Source data:

┄┄┄┄┄┄┄┄┄┄

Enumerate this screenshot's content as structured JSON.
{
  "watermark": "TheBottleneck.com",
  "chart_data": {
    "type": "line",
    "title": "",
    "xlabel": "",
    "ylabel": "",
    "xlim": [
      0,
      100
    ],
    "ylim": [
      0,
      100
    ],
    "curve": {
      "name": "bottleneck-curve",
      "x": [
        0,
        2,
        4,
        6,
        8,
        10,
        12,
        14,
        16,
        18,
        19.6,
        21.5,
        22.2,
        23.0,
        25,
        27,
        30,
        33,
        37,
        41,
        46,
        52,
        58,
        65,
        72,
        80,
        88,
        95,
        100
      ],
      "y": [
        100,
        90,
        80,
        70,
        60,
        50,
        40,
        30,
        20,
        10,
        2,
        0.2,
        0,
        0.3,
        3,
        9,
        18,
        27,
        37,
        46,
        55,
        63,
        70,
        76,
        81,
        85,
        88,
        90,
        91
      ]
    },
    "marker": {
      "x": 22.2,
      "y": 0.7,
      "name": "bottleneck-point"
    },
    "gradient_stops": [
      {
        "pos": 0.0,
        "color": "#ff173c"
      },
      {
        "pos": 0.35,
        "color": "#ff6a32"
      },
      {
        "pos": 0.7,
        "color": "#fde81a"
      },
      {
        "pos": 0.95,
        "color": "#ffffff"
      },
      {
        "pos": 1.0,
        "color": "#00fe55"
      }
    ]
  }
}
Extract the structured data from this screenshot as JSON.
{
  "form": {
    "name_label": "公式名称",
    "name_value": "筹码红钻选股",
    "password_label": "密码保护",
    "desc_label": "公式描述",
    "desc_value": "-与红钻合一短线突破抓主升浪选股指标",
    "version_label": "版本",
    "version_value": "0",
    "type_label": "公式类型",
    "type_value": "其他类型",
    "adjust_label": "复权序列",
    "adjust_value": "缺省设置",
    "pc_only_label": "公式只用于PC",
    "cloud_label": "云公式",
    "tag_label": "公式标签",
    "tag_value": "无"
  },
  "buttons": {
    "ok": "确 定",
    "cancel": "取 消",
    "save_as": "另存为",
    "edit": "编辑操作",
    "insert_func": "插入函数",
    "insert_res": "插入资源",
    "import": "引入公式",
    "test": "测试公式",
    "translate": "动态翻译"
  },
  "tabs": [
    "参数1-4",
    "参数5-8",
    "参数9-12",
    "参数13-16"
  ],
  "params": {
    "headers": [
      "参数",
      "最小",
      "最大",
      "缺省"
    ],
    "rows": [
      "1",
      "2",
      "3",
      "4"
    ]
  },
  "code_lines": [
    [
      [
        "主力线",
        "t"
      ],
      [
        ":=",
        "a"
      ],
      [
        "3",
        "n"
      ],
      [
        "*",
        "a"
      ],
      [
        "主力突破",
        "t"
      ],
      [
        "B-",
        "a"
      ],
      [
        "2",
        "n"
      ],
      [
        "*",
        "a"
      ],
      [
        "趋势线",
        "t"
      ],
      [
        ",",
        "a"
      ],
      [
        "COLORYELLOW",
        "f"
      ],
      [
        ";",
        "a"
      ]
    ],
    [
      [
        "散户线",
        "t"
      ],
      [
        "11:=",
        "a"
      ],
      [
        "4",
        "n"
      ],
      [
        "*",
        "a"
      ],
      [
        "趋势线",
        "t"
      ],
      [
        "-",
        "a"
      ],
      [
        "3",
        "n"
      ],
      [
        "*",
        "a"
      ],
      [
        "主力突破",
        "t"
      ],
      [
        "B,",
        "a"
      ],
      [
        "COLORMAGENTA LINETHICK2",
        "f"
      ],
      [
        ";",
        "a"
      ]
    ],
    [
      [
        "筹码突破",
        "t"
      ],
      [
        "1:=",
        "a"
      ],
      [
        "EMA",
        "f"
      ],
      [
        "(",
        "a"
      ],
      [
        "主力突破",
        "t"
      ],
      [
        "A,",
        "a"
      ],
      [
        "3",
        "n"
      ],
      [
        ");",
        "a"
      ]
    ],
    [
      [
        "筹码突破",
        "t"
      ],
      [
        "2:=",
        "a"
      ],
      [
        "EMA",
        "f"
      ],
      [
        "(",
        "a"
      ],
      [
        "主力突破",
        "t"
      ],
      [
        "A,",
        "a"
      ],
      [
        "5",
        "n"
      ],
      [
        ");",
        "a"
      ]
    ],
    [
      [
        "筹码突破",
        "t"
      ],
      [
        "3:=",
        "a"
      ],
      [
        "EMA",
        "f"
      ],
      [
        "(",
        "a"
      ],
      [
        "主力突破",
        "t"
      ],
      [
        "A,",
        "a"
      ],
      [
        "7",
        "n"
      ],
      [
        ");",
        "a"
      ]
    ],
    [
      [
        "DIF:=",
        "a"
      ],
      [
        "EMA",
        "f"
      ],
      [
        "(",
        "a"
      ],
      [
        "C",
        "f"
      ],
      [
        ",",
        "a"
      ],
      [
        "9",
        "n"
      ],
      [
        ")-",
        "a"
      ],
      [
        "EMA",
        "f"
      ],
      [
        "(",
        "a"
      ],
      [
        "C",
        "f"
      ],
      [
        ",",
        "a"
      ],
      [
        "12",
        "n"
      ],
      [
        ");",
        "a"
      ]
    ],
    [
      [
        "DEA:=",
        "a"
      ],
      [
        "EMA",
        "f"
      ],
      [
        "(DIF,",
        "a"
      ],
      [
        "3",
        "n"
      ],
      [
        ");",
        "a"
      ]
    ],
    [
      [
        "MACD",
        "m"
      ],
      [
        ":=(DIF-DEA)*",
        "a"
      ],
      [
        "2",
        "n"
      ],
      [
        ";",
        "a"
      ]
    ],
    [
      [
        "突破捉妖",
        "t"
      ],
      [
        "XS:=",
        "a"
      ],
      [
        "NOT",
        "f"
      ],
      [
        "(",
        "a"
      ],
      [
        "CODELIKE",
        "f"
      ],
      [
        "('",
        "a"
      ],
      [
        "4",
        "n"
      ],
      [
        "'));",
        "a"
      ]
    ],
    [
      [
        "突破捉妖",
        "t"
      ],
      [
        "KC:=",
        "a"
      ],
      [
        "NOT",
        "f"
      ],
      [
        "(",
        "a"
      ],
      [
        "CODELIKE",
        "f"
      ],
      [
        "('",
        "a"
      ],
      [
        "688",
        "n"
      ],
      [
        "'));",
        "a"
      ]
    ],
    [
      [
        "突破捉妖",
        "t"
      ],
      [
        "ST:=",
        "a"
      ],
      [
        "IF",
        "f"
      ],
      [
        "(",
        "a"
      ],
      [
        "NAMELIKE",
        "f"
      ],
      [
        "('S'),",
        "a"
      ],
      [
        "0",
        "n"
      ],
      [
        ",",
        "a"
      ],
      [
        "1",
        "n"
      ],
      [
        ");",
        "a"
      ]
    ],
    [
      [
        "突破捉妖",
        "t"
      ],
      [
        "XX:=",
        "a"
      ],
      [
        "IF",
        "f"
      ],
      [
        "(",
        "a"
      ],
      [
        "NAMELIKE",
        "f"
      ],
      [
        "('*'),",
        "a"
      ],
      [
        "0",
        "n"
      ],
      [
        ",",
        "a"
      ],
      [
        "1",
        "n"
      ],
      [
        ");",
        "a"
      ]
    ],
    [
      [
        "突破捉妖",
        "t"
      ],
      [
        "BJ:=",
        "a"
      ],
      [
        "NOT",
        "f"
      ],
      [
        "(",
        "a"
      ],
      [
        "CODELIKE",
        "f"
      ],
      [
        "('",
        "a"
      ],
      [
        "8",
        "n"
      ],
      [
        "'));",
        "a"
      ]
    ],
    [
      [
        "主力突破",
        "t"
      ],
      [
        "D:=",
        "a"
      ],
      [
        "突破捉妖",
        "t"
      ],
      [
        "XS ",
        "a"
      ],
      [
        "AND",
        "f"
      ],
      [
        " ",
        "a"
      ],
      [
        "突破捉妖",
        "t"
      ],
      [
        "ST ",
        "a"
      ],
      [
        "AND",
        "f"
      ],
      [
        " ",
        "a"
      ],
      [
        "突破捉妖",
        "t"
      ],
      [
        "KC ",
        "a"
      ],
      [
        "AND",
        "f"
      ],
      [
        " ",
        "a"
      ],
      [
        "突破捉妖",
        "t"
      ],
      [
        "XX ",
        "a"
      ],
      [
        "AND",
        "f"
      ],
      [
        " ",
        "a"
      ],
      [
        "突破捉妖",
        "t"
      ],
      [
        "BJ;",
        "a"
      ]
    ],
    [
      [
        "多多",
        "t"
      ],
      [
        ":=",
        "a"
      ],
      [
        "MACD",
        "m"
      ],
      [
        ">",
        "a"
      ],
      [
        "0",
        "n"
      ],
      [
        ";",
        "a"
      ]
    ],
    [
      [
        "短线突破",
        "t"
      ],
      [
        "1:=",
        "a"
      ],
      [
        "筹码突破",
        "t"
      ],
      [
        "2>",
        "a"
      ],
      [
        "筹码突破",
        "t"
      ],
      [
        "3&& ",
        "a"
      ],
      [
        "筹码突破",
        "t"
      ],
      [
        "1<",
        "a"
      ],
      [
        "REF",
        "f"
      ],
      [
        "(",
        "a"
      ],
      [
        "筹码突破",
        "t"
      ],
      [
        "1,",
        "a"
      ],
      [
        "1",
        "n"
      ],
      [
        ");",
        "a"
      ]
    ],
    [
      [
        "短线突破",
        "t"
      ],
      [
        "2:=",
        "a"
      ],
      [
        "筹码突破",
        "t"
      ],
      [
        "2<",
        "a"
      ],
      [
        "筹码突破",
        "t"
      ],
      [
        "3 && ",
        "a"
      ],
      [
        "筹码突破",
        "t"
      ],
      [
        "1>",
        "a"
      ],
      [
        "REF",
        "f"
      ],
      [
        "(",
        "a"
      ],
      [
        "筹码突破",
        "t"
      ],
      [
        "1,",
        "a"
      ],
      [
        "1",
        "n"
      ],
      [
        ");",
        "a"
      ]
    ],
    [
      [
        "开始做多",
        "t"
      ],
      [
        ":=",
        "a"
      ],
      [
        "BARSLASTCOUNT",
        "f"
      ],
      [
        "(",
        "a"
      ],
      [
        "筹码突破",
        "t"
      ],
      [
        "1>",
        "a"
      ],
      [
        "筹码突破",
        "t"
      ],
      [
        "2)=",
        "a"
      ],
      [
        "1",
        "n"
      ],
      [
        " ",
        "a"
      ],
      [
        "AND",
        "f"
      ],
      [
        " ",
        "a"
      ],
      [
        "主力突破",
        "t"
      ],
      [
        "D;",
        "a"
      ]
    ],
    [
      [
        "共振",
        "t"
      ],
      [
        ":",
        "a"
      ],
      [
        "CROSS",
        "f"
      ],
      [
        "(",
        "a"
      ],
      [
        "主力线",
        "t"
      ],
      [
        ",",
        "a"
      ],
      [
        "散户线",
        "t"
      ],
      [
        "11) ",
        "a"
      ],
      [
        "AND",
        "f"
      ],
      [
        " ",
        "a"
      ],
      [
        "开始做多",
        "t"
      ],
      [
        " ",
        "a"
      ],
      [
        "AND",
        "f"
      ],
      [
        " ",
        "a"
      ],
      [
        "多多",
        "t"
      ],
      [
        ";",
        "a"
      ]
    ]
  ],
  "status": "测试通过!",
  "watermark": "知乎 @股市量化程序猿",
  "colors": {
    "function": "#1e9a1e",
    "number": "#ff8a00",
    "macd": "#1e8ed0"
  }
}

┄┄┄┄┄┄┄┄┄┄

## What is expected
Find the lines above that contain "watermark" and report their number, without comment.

## Problem solution
2